> _Work instructions_: From the data below, return each line in which the string "JSON" is found.
'''
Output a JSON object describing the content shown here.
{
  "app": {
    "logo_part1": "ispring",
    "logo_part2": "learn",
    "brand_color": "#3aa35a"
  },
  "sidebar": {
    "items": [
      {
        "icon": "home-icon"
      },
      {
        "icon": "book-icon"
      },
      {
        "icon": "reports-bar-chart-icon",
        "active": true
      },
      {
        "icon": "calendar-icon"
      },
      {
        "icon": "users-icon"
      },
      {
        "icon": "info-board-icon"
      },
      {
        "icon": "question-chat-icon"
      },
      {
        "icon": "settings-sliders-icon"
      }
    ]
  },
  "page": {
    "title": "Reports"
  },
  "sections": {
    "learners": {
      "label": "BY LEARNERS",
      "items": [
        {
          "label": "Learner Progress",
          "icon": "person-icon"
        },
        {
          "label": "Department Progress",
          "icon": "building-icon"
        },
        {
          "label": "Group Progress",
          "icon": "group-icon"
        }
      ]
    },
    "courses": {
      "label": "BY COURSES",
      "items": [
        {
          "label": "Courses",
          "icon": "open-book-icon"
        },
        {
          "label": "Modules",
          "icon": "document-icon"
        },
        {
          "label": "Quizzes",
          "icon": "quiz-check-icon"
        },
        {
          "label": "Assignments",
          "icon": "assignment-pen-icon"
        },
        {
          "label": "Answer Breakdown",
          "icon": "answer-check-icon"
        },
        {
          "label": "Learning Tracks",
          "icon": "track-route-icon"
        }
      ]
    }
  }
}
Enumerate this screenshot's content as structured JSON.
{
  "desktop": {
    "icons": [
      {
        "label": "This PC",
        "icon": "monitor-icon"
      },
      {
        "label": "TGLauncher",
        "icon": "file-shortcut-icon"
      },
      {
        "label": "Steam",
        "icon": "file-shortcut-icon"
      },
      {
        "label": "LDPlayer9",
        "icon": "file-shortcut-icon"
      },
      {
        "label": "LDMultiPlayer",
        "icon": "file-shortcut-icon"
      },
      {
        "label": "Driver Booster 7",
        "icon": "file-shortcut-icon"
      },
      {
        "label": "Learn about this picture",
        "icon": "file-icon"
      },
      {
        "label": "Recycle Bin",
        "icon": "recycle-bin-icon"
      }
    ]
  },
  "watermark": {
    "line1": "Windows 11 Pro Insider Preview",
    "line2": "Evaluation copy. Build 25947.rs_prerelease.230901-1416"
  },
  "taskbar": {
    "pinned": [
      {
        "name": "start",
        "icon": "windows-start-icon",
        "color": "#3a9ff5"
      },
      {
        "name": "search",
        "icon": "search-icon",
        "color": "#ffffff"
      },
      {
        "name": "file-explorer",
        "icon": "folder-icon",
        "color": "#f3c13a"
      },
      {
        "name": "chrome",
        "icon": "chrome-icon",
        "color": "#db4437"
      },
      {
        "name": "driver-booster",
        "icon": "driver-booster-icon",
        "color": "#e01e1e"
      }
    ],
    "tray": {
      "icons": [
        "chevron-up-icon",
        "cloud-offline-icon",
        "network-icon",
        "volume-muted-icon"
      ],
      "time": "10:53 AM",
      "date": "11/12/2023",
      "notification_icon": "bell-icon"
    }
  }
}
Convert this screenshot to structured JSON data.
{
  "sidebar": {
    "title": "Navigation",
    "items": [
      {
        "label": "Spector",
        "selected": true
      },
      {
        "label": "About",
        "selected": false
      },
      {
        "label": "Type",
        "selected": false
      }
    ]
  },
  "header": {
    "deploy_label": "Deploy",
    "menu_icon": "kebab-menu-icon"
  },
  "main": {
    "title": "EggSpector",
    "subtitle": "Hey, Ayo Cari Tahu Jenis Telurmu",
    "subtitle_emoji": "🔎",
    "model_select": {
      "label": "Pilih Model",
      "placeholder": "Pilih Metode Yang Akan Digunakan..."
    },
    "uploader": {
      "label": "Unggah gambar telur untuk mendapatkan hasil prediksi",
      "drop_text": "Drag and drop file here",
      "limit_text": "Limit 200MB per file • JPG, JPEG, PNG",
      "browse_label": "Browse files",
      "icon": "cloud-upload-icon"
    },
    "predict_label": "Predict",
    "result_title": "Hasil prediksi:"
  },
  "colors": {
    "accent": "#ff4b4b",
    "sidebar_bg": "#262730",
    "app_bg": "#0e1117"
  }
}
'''
> _Exercise result_:
Output a JSON object describing the content shown here.
Enumerate this screenshot's content as structured JSON.
Convert this screenshot to structured JSON data.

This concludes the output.